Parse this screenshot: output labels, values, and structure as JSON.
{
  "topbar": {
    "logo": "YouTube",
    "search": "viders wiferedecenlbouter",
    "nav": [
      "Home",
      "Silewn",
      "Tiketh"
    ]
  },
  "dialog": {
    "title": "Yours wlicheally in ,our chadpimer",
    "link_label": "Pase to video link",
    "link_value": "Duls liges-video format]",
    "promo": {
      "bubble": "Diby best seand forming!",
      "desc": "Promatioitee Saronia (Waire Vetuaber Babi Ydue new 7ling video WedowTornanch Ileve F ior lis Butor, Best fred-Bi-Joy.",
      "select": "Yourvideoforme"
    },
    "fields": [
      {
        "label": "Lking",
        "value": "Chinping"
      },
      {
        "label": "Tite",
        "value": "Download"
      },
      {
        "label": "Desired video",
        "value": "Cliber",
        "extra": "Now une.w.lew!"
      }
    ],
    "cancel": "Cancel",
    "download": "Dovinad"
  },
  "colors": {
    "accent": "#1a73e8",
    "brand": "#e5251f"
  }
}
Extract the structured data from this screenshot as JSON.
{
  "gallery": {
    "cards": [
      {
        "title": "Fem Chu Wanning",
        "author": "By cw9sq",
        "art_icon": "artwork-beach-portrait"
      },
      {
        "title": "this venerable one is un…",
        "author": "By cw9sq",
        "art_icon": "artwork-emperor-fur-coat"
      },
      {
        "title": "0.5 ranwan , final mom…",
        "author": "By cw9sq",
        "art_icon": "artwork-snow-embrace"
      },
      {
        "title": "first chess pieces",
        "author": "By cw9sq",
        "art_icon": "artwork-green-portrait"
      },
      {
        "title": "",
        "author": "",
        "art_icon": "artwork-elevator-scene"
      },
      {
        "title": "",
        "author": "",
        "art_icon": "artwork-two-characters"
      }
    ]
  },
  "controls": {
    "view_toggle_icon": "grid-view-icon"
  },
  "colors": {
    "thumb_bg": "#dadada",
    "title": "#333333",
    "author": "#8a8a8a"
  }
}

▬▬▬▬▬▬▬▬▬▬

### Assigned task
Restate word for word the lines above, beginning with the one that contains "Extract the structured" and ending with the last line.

### Your response
Extract the structured data from this screenshot as JSON.
{
  "gallery": {
    "cards": [
      {
        "title": "Fem Chu Wanning",
        "author": "By cw9sq",
        "art_icon": "artwork-beach-portrait"
      },
      {
        "title": "this venerable one is un…",
        "author": "By cw9sq",
        "art_icon": "artwork-emperor-fur-coat"
      },
      {
        "title": "0.5 ranwan , final mom…",
        "author": "By cw9sq",
        "art_icon": "artwork-snow-embrace"
      },
      {
        "title": "first chess pieces",
        "author": "By cw9sq",
        "art_icon": "artwork-green-portrait"
      },
      {
        "title": "",
        "author": "",
        "art_icon": "artwork-elevator-scene"
      },
      {
        "title": "",
        "author": "",
        "art_icon": "artwork-two-characters"
      }
    ]
  },
  "controls": {
    "view_toggle_icon": "grid-view-icon"
  },
  "colors": {
    "thumb_bg": "#dadada",
    "title": "#333333",
    "author": "#8a8a8a"
  }
}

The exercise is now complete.